- ASSIGNMENT: Below are some records. Count the lines with "reference" in them and give nothing but the total.

- GIVEN DATA:

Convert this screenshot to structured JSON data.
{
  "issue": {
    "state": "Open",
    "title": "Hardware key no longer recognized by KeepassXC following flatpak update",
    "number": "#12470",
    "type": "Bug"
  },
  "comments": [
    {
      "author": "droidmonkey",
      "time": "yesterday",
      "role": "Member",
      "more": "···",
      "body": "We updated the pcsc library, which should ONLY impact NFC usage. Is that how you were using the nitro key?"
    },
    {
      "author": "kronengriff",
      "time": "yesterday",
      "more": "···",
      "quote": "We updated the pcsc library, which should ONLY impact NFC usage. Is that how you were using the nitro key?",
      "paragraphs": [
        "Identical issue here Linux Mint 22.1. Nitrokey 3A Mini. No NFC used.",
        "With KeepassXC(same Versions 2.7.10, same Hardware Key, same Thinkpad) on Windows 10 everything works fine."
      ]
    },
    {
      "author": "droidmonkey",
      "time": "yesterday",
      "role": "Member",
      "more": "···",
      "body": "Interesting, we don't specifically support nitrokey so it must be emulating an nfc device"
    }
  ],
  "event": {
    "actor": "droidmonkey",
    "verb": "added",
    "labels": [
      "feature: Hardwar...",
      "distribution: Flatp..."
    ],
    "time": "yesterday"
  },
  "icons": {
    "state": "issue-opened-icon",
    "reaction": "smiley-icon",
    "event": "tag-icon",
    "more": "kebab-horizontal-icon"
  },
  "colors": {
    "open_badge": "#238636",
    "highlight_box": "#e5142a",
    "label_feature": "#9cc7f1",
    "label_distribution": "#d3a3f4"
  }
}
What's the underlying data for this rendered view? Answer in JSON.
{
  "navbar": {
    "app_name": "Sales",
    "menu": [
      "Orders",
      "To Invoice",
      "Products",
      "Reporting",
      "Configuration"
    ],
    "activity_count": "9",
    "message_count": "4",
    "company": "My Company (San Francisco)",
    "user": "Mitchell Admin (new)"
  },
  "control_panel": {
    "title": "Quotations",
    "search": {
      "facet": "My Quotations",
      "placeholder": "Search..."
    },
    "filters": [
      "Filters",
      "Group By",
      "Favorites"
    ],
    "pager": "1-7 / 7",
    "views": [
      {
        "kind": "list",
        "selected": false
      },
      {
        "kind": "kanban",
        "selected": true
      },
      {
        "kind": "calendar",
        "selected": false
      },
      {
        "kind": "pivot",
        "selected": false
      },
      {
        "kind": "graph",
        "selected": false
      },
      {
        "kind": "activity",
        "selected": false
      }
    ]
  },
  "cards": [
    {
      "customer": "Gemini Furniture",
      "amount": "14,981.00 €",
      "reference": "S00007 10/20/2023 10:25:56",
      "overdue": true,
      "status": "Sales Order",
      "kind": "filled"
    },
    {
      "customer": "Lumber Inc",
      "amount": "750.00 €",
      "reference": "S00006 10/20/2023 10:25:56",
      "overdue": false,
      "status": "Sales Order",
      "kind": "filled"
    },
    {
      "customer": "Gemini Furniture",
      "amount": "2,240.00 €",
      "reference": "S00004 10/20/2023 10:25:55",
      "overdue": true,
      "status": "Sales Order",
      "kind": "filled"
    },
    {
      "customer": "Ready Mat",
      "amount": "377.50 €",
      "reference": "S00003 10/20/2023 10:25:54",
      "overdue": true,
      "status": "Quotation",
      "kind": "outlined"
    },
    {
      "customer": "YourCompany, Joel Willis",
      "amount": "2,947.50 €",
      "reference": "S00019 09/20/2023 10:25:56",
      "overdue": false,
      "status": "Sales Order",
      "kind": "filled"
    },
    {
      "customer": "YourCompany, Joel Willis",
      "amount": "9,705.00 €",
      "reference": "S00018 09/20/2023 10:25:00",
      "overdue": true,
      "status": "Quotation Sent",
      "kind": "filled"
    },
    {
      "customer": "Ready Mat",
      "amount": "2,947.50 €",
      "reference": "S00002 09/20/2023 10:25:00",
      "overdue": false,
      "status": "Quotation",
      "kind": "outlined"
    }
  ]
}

- RESPONSE FOR THIS EXERCISE: 7